(Data provided)

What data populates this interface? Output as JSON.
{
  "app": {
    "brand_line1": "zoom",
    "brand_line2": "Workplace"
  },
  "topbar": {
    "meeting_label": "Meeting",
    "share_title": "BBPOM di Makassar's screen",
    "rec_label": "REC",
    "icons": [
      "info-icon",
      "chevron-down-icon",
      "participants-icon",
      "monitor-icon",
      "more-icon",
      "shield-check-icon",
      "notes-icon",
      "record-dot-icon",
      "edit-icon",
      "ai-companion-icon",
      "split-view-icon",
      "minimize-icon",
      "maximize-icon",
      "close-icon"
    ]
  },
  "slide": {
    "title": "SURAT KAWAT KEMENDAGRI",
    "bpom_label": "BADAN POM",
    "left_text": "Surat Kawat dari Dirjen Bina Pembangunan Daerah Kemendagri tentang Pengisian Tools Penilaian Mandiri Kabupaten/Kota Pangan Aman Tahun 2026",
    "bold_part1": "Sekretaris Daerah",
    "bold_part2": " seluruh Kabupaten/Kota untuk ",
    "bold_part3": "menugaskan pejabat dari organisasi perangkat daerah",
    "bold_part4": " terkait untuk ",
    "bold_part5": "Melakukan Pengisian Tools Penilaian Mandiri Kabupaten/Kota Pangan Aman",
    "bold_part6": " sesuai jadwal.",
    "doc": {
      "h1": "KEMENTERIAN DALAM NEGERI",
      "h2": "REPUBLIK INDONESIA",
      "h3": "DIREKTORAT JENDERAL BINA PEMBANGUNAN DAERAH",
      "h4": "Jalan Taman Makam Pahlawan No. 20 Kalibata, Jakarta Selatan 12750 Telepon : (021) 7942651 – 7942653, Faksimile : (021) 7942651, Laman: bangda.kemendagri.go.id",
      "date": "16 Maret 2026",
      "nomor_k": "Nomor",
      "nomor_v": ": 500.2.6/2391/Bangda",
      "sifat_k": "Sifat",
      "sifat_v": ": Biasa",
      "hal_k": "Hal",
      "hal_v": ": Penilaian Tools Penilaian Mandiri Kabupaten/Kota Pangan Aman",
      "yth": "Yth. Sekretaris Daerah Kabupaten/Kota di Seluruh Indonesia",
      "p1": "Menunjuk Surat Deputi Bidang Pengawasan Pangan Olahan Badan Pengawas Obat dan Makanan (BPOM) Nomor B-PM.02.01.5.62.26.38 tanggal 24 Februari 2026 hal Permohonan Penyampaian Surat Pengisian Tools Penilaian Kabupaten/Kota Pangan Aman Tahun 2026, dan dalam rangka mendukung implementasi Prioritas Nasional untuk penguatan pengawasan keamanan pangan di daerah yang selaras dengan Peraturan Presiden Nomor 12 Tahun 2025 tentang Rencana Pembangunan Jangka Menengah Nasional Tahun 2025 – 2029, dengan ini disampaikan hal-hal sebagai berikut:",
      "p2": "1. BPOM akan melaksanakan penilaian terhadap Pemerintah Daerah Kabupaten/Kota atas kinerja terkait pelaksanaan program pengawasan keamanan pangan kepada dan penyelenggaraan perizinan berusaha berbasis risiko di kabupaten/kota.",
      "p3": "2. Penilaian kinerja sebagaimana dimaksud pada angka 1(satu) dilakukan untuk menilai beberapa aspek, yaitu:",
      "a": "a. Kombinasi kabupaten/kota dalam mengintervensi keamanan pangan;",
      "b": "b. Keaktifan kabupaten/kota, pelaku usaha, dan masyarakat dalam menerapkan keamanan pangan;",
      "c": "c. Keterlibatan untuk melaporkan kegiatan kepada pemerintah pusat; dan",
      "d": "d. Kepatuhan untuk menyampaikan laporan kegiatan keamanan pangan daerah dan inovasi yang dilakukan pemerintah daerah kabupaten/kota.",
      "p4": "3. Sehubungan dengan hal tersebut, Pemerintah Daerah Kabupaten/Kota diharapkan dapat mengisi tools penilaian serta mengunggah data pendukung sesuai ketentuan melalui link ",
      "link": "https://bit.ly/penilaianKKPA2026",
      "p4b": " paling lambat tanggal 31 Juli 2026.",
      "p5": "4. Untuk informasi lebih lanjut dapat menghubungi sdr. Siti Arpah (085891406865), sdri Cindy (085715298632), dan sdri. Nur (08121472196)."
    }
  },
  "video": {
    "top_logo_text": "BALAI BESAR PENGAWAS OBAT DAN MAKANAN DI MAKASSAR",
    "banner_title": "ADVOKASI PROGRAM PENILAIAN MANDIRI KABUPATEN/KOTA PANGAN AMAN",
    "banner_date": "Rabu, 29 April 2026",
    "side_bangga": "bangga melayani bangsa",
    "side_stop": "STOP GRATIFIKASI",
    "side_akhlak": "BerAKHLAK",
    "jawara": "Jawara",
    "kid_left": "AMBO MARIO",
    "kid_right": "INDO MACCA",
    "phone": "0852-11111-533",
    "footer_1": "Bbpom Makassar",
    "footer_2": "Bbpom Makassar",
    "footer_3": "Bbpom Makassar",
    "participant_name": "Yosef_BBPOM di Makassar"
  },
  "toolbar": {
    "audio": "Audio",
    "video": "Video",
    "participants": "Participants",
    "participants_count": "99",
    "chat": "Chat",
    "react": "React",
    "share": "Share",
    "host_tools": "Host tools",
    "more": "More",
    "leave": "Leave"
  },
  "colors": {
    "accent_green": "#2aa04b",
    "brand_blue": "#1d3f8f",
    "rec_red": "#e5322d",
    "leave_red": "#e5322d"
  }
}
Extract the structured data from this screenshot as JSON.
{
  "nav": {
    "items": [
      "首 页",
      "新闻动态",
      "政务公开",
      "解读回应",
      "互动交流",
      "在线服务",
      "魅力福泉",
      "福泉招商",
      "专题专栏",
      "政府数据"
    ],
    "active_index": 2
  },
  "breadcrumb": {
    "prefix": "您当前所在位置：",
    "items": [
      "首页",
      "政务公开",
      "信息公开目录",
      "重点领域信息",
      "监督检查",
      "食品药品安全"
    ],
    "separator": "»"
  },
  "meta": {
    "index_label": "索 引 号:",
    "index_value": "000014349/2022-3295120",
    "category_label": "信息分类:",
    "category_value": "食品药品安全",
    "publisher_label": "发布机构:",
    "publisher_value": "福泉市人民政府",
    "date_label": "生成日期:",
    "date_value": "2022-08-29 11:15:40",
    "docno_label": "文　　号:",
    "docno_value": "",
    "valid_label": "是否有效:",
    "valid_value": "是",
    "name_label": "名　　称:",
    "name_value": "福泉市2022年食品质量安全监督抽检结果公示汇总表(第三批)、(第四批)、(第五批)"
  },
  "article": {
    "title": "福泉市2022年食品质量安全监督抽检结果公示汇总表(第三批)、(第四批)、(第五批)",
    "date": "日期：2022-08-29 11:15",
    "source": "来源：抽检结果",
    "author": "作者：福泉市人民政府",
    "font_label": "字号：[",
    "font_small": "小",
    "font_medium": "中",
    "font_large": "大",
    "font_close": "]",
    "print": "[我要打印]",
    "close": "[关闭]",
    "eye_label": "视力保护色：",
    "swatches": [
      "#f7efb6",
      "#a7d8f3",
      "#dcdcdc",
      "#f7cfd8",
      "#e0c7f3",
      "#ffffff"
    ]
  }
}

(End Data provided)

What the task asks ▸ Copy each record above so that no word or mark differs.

Response for this exercise ▸
What data populates this interface? Output as JSON.
{
  "app": {
    "brand_line1": "zoom",
    "brand_line2": "Workplace"
  },
  "topbar": {
    "meeting_label": "Meeting",
    "share_title": "BBPOM di Makassar's screen",
    "rec_label": "REC",
    "icons": [
      "info-icon",
      "chevron-down-icon",
      "participants-icon",
      "monitor-icon",
      "more-icon",
      "shield-check-icon",
      "notes-icon",
      "record-dot-icon",
      "edit-icon",
      "ai-companion-icon",
      "split-view-icon",
      "minimize-icon",
      "maximize-icon",
      "close-icon"
    ]
  },
  "slide": {
    "title": "SURAT KAWAT KEMENDAGRI",
    "bpom_label": "BADAN POM",
    "left_text": "Surat Kawat dari Dirjen Bina Pembangunan Daerah Kemendagri tentang Pengisian Tools Penilaian Mandiri Kabupaten/Kota Pangan Aman Tahun 2026",
    "bold_part1": "Sekretaris Daerah",
    "bold_part2": " seluruh Kabupaten/Kota untuk ",
    "bold_part3": "menugaskan pejabat dari organisasi perangkat daerah",
    "bold_part4": " terkait untuk ",
    "bold_part5": "Melakukan Pengisian Tools Penilaian Mandiri Kabupaten/Kota Pangan Aman",
    "bold_part6": " sesuai jadwal.",
    "doc": {
      "h1": "KEMENTERIAN DALAM NEGERI",
      "h2": "REPUBLIK INDONESIA",
      "h3": "DIREKTORAT JENDERAL BINA PEMBANGUNAN DAERAH",
      "h4": "Jalan Taman Makam Pahlawan No. 20 Kalibata, Jakarta Selatan 12750 Telepon : (021) 7942651 – 7942653, Faksimile : (021) 7942651, Laman: bangda.kemendagri.go.id",
      "date": "16 Maret 2026",
      "nomor_k": "Nomor",
      "nomor_v": ": 500.2.6/2391/Bangda",
      "sifat_k": "Sifat",
      "sifat_v": ": Biasa",
      "hal_k": "Hal",
      "hal_v": ": Penilaian Tools Penilaian Mandiri Kabupaten/Kota Pangan Aman",
      "yth": "Yth. Sekretaris Daerah Kabupaten/Kota di Seluruh Indonesia",
      "p1": "Menunjuk Surat Deputi Bidang Pengawasan Pangan Olahan Badan Pengawas Obat dan Makanan (BPOM) Nomor B-PM.02.01.5.62.26.38 tanggal 24 Februari 2026 hal Permohonan Penyampaian Surat Pengisian Tools Penilaian Kabupaten/Kota Pangan Aman Tahun 2026, dan dalam rangka mendukung implementasi Prioritas Nasional untuk penguatan pengawasan keamanan pangan di daerah yang selaras dengan Peraturan Presiden Nomor 12 Tahun 2025 tentang Rencana Pembangunan Jangka Menengah Nasional Tahun 2025 – 2029, dengan ini disampaikan hal-hal sebagai berikut:",
      "p2": "1. BPOM akan melaksanakan penilaian terhadap Pemerintah Daerah Kabupaten/Kota atas kinerja terkait pelaksanaan program pengawasan keamanan pangan kepada dan penyelenggaraan perizinan berusaha berbasis risiko di kabupaten/kota.",
      "p3": "2. Penilaian kinerja sebagaimana dimaksud pada angka 1(satu) dilakukan untuk menilai beberapa aspek, yaitu:",
      "a": "a. Kombinasi kabupaten/kota dalam mengintervensi keamanan pangan;",
      "b": "b. Keaktifan kabupaten/kota, pelaku usaha, dan masyarakat dalam menerapkan keamanan pangan;",
      "c": "c. Keterlibatan untuk melaporkan kegiatan kepada pemerintah pusat; dan",
      "d": "d. Kepatuhan untuk menyampaikan laporan kegiatan keamanan pangan daerah dan inovasi yang dilakukan pemerintah daerah kabupaten/kota.",
      "p4": "3. Sehubungan dengan hal tersebut, Pemerintah Daerah Kabupaten/Kota diharapkan dapat mengisi tools penilaian serta mengunggah data pendukung sesuai ketentuan melalui link ",
      "link": "https://bit.ly/penilaianKKPA2026",
      "p4b": " paling lambat tanggal 31 Juli 2026.",
      "p5": "4. Untuk informasi lebih lanjut dapat menghubungi sdr. Siti Arpah (085891406865), sdri Cindy (085715298632), dan sdri. Nur (08121472196)."
    }
  },
  "video": {
    "top_logo_text": "BALAI BESAR PENGAWAS OBAT DAN MAKANAN DI MAKASSAR",
    "banner_title": "ADVOKASI PROGRAM PENILAIAN MANDIRI KABUPATEN/KOTA PANGAN AMAN",
    "banner_date": "Rabu, 29 April 2026",
    "side_bangga": "bangga melayani bangsa",
    "side_stop": "STOP GRATIFIKASI",
    "side_akhlak": "BerAKHLAK",
    "jawara": "Jawara",
    "kid_left": "AMBO MARIO",
    "kid_right": "INDO MACCA",
    "phone": "0852-11111-533",
    "footer_1": "Bbpom Makassar",
    "footer_2": "Bbpom Makassar",
    "footer_3": "Bbpom Makassar",
    "participant_name": "Yosef_BBPOM di Makassar"
  },
  "toolbar": {
    "audio": "Audio",
    "video": "Video",
    "participants": "Participants",
    "participants_count": "99",
    "chat": "Chat",
    "react": "React",
    "share": "Share",
    "host_tools": "Host tools",
    "more": "More",
    "leave": "Leave"
  },
  "colors": {
    "accent_green": "#2aa04b",
    "brand_blue": "#1d3f8f",
    "rec_red": "#e5322d",
    "leave_red": "#e5322d"
  }
}
Extract the structured data from this screenshot as JSON.
{
  "nav": {
    "items": [
      "首 页",
      "新闻动态",
      "政务公开",
      "解读回应",
      "互动交流",
      "在线服务",
      "魅力福泉",
      "福泉招商",
      "专题专栏",
      "政府数据"
    ],
    "active_index": 2
  },
  "breadcrumb": {
    "prefix": "您当前所在位置：",
    "items": [
      "首页",
      "政务公开",
      "信息公开目录",
      "重点领域信息",
      "监督检查",
      "食品药品安全"
    ],
    "separator": "»"
  },
  "meta": {
    "index_label": "索 引 号:",
    "index_value": "000014349/2022-3295120",
    "category_label": "信息分类:",
    "category_value": "食品药品安全",
    "publisher_label": "发布机构:",
    "publisher_value": "福泉市人民政府",
    "date_label": "生成日期:",
    "date_value": "2022-08-29 11:15:40",
    "docno_label": "文　　号:",
    "docno_value": "",
    "valid_label": "是否有效:",
    "valid_value": "是",
    "name_label": "名　　称:",
    "name_value": "福泉市2022年食品质量安全监督抽检结果公示汇总表(第三批)、(第四批)、(第五批)"
  },
  "article": {
    "title": "福泉市2022年食品质量安全监督抽检结果公示汇总表(第三批)、(第四批)、(第五批)",
    "date": "日期：2022-08-29 11:15",
    "source": "来源：抽检结果",
    "author": "作者：福泉市人民政府",
    "font_label": "字号：[",
    "font_small": "小",
    "font_medium": "中",
    "font_large": "大",
    "font_close": "]",
    "print": "[我要打印]",
    "close": "[关闭]",
    "eye_label": "视力保护色：",
    "swatches": [
      "#f7efb6",
      "#a7d8f3",
      "#dcdcdc",
      "#f7cfd8",
      "#e0c7f3",
      "#ffffff"
    ]
  }
}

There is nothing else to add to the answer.